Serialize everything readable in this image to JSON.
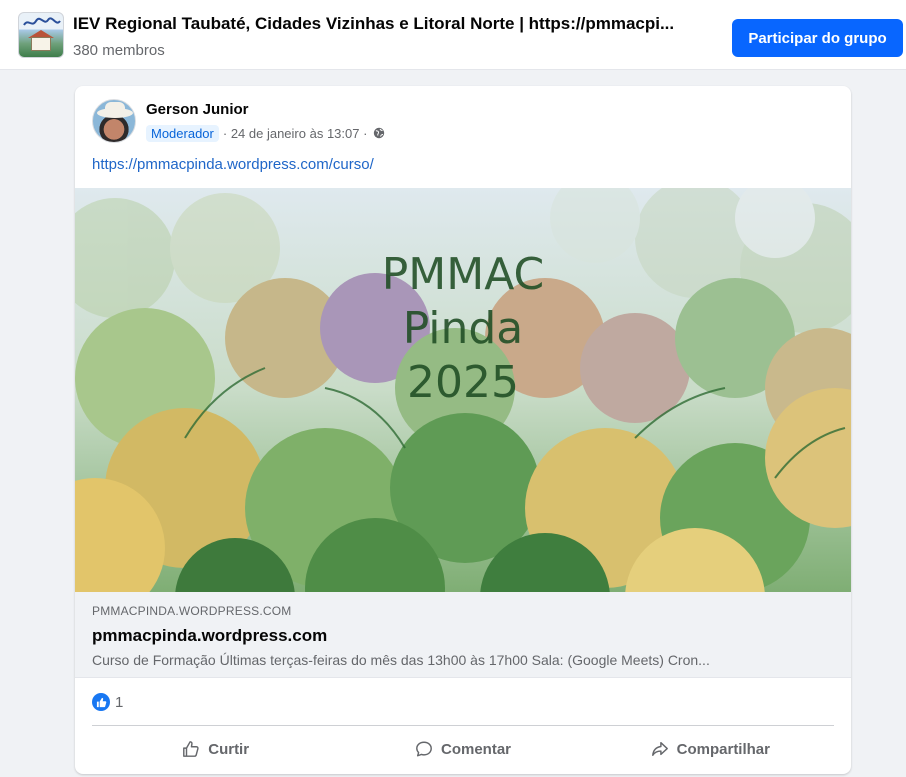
{
  "group": {
    "title": "IEV Regional Taubaté, Cidades Vizinhas e Litoral Norte | https://pmmacpi...",
    "members": "380 membros",
    "join_label": "Participar do grupo",
    "avatar_icon": "group-cover-avatar"
  },
  "post": {
    "author": "Gerson Junior",
    "role": "Moderador",
    "date": "· 24 de janeiro às 13:07 ·",
    "privacy_icon": "globe-icon",
    "link_text": "https://pmmacpinda.wordpress.com/curso/",
    "preview": {
      "lines": [
        "PMMAC",
        "Pinda",
        "2025"
      ]
    },
    "link_preview": {
      "domain": "PMMACPINDA.WORDPRESS.COM",
      "title": "pmmacpinda.wordpress.com",
      "description": "Curso de Formação Últimas terças-feiras do mês das 13h00 às 17h00 Sala: (Google Meets) Cron..."
    },
    "reactions": {
      "icon": "like-icon",
      "count": "1"
    },
    "actions": {
      "like": "Curtir",
      "comment": "Comentar",
      "share": "Compartilhar"
    }
  },
  "colors": {
    "primary_button": "#0866ff",
    "link": "#1f66c8",
    "badge_bg": "#e7f3ff",
    "badge_text": "#0864d9",
    "like_blue": "#1877f2"
  }
}
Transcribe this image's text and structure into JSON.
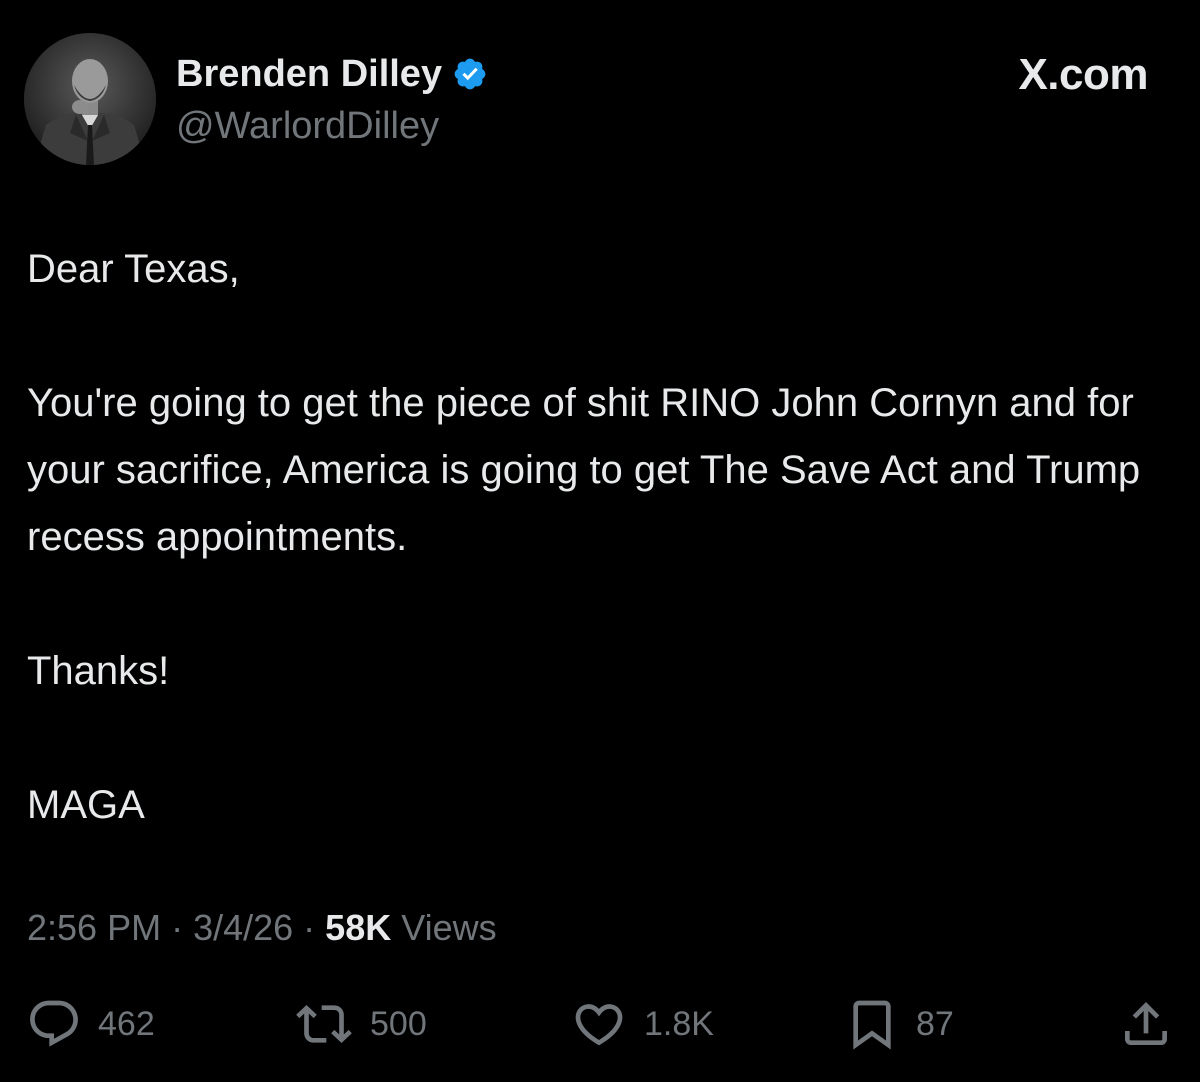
{
  "author": {
    "display_name": "Brenden Dilley",
    "handle": "@WarlordDilley",
    "verified_icon": "verified-badge-icon",
    "verified_color": "#1d9bf0"
  },
  "brand": {
    "label": "X.com"
  },
  "tweet": {
    "paragraphs": [
      "Dear Texas,",
      "You're going to get the piece of shit RINO John Cornyn and for your sacrifice, America is going to get The Save Act and Trump recess appointments.",
      "Thanks!",
      "MAGA"
    ]
  },
  "meta": {
    "time": "2:56 PM",
    "separator": " · ",
    "date": "3/4/26",
    "views_count": "58K",
    "views_label": "Views"
  },
  "actions": {
    "replies": {
      "icon": "reply-icon",
      "count": "462"
    },
    "reposts": {
      "icon": "repost-icon",
      "count": "500"
    },
    "likes": {
      "icon": "heart-icon",
      "count": "1.8K"
    },
    "bookmarks": {
      "icon": "bookmark-icon",
      "count": "87"
    },
    "share": {
      "icon": "share-icon"
    }
  },
  "colors": {
    "background": "#000000",
    "text_primary": "#e7e9ea",
    "text_secondary": "#71767b"
  }
}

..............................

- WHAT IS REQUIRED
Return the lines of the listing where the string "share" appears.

- ANSWER FOR THE TASK
      "share": "Compartilhar"
    "share": {
      "icon": "share-icon"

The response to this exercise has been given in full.